Most people who have noticed birds have seen a finch of some kind. The House Finch originated in the western United States and Mexico. In the 1940’s, because they were considered pretty, a small number of them were released on Long Island in New York. They quickly started breeding and spread across almost all of the eastern United States and southern Canada within 50 years, they are now seen throughout America and Mexico. Scientists now believe there are between 267 million to 1.4 billion individuals.

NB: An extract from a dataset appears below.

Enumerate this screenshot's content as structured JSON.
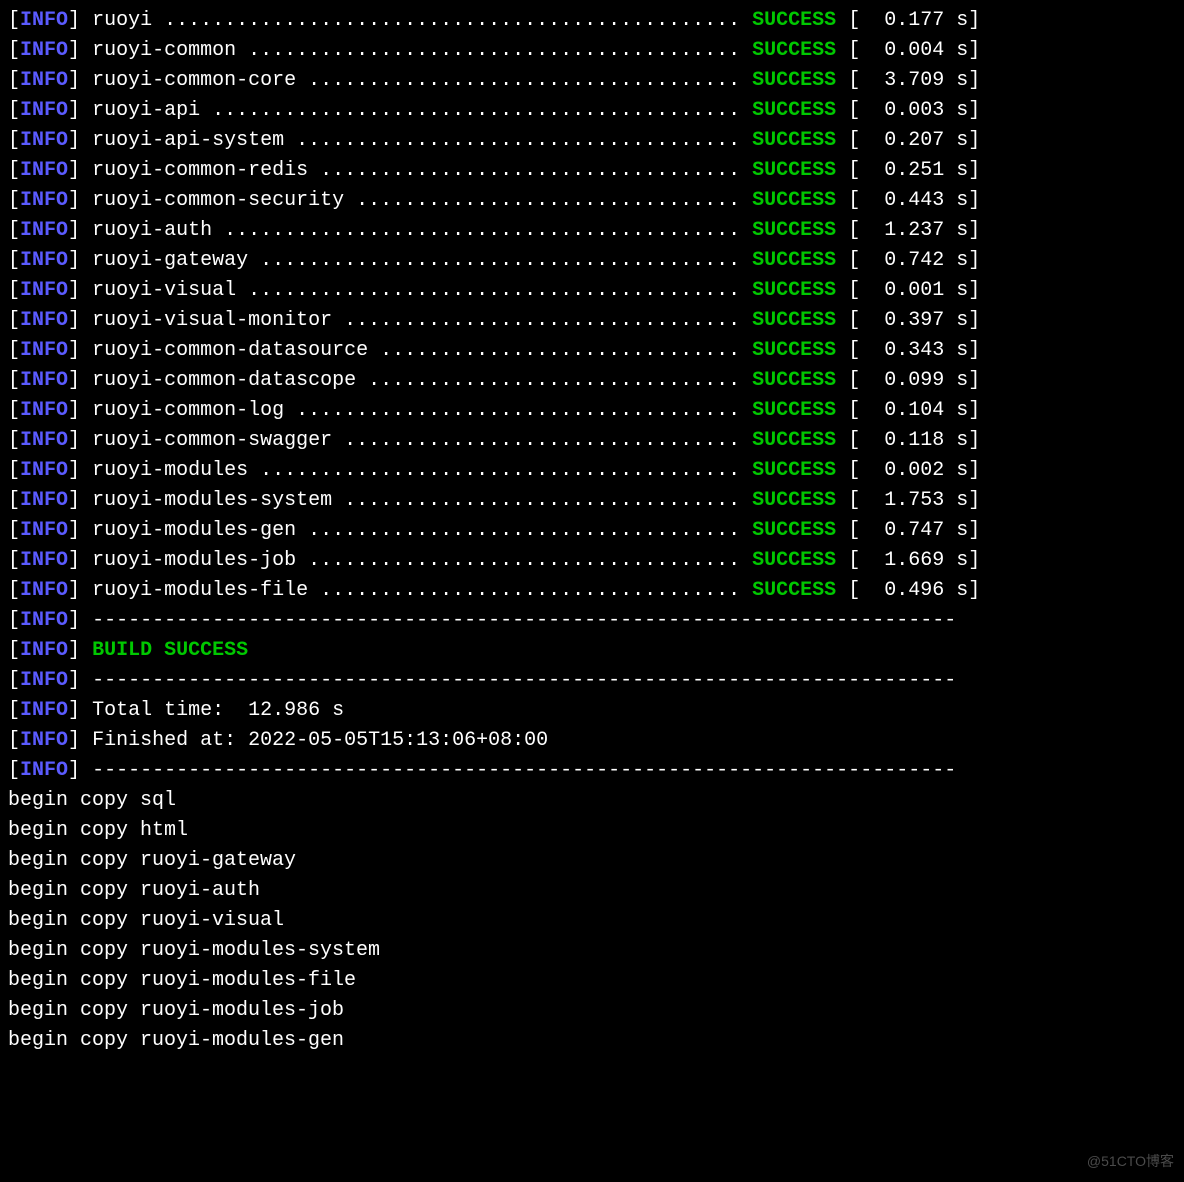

You may see House Finches in parks, urban areas, farms, forest edges, and they are also abundant at feeders. This bird is brown streaked all over, the male head, neck, and shoulders are usually red, sometimes the color can extend to the belly and down the back. Adult females are brown streaked. The red of the male comes from pigments contained in food, such as berries and fruit, eaten during molt. That is why sometimes the males are orange or yellowish, rather than red, this is rare. These birds may be referred to as orange-variant or yellow-variant. Females prefer the mate with the reddest male she can find.